Problem:
An exact copy of every record, with no pictures, please.
(Exercise input begins)
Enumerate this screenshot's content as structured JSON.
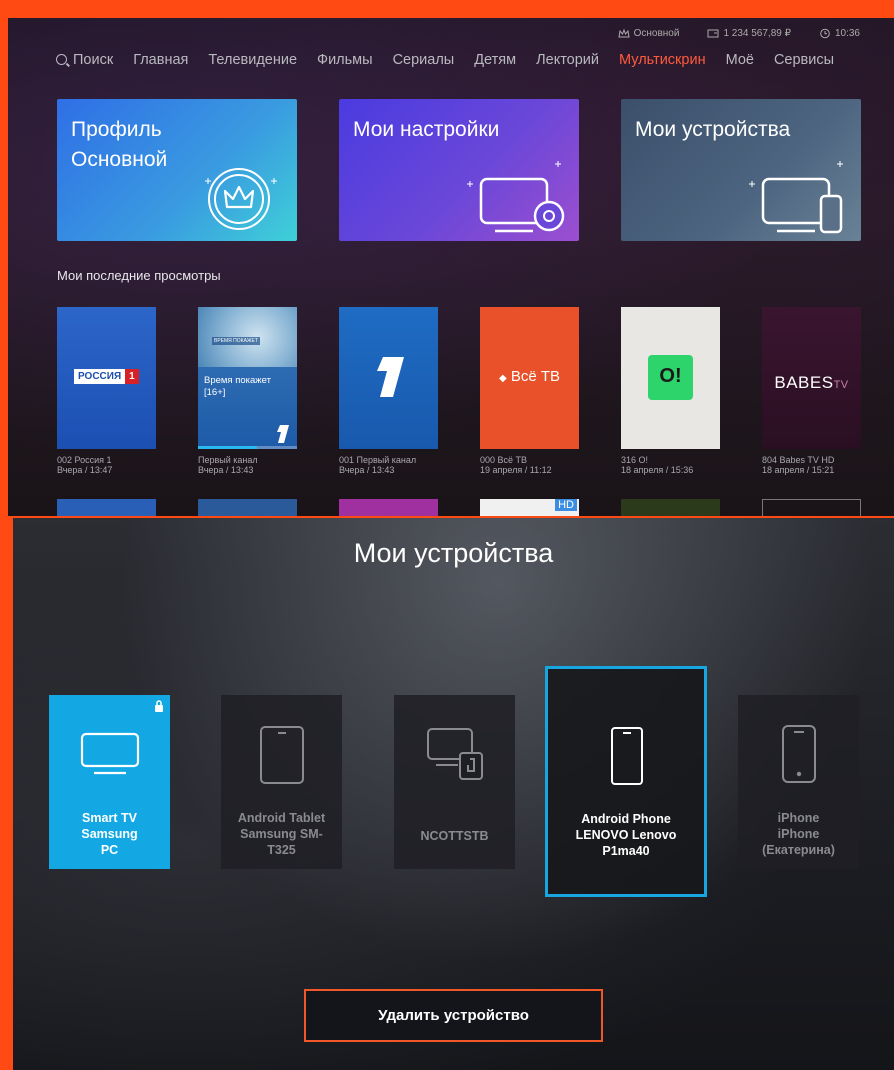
{
  "top": {
    "status": {
      "profile": "Основной",
      "balance": "1 234 567,89 ₽",
      "time": "10:36"
    },
    "nav": {
      "search": "Поиск",
      "items": [
        "Главная",
        "Телевидение",
        "Фильмы",
        "Сериалы",
        "Детям",
        "Лекторий",
        "Мультискрин",
        "Моё",
        "Сервисы"
      ],
      "active": "Мультискрин"
    },
    "tiles": {
      "profile_line1": "Профиль",
      "profile_line2": "Основной",
      "settings": "Мои настройки",
      "devices": "Мои устройства"
    },
    "recent_title": "Мои последние просмотры",
    "cards": [
      {
        "line1": "002 Россия 1",
        "line2": "Вчера / 13:47",
        "logo_a": "РОССИЯ",
        "logo_b": "1"
      },
      {
        "line1": "Первый канал",
        "line2": "Вчера / 13:43",
        "show": "Время покажет",
        "rating": "[16+]",
        "thumb_label": "ВРЕМЯ ПОКАЖЕТ",
        "progress": 0.6
      },
      {
        "line1": "001 Первый канал",
        "line2": "Вчера / 13:43"
      },
      {
        "line1": "000 Всё ТВ",
        "line2": "19 апреля / 11:12",
        "logo": "Всё ТВ"
      },
      {
        "line1": "316 О!",
        "line2": "18 апреля / 15:36",
        "logo": "О!"
      },
      {
        "line1": "804 Babes TV HD",
        "line2": "18 апреля / 15:21",
        "logo": "BABES",
        "logo_suffix": "TV"
      }
    ],
    "peek_hd": "HD"
  },
  "bottom": {
    "title": "Мои устройства",
    "devices": [
      {
        "l1": "Smart TV",
        "l2": "Samsung",
        "l3": "PC",
        "icon": "tv-icon",
        "state": "active-locked"
      },
      {
        "l1": "Android Tablet",
        "l2": "Samsung SM-",
        "l3": "T325",
        "icon": "tablet-icon",
        "state": "inactive"
      },
      {
        "l1": "NCOTTSTB",
        "l2": "",
        "l3": "",
        "icon": "set-top-box-icon",
        "state": "inactive"
      },
      {
        "l1": "Android Phone",
        "l2": "LENOVO Lenovo",
        "l3": "P1ma40",
        "icon": "phone-icon",
        "state": "focused"
      },
      {
        "l1": "iPhone",
        "l2": "iPhone",
        "l3": "(Екатерина)",
        "icon": "iphone-icon",
        "state": "inactive"
      }
    ],
    "delete_label": "Удалить устройство"
  },
  "colors": {
    "accent": "#ff5a3c",
    "focus": "#17a6e0",
    "active_device": "#13a8e4",
    "frame": "#ff4a14"
  }
}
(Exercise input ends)
Result of this task:
Enumerate this screenshot's content as structured JSON.
{
  "top": {
    "status": {
      "profile": "Основной",
      "balance": "1 234 567,89 ₽",
      "time": "10:36"
    },
    "nav": {
      "search": "Поиск",
      "items": [
        "Главная",
        "Телевидение",
        "Фильмы",
        "Сериалы",
        "Детям",
        "Лекторий",
        "Мультискрин",
        "Моё",
        "Сервисы"
      ],
      "active": "Мультискрин"
    },
    "tiles": {
      "profile_line1": "Профиль",
      "profile_line2": "Основной",
      "settings": "Мои настройки",
      "devices": "Мои устройства"
    },
    "recent_title": "Мои последние просмотры",
    "cards": [
      {
        "line1": "002 Россия 1",
        "line2": "Вчера / 13:47",
        "logo_a": "РОССИЯ",
        "logo_b": "1"
      },
      {
        "line1": "Первый канал",
        "line2": "Вчера / 13:43",
        "show": "Время покажет",
        "rating": "[16+]",
        "thumb_label": "ВРЕМЯ ПОКАЖЕТ",
        "progress": 0.6
      },
      {
        "line1": "001 Первый канал",
        "line2": "Вчера / 13:43"
      },
      {
        "line1": "000 Всё ТВ",
        "line2": "19 апреля / 11:12",
        "logo": "Всё ТВ"
      },
      {
        "line1": "316 О!",
        "line2": "18 апреля / 15:36",
        "logo": "О!"
      },
      {
        "line1": "804 Babes TV HD",
        "line2": "18 апреля / 15:21",
        "logo": "BABES",
        "logo_suffix": "TV"
      }
    ],
    "peek_hd": "HD"
  },
  "bottom": {
    "title": "Мои устройства",
    "devices": [
      {
        "l1": "Smart TV",
        "l2": "Samsung",
        "l3": "PC",
        "icon": "tv-icon",
        "state": "active-locked"
      },
      {
        "l1": "Android Tablet",
        "l2": "Samsung SM-",
        "l3": "T325",
        "icon": "tablet-icon",
        "state": "inactive"
      },
      {
        "l1": "NCOTTSTB",
        "l2": "",
        "l3": "",
        "icon": "set-top-box-icon",
        "state": "inactive"
      },
      {
        "l1": "Android Phone",
        "l2": "LENOVO Lenovo",
        "l3": "P1ma40",
        "icon": "phone-icon",
        "state": "focused"
      },
      {
        "l1": "iPhone",
        "l2": "iPhone",
        "l3": "(Екатерина)",
        "icon": "iphone-icon",
        "state": "inactive"
      }
    ],
    "delete_label": "Удалить устройство"
  },
  "colors": {
    "accent": "#ff5a3c",
    "focus": "#17a6e0",
    "active_device": "#13a8e4",
    "frame": "#ff4a14"
  }
}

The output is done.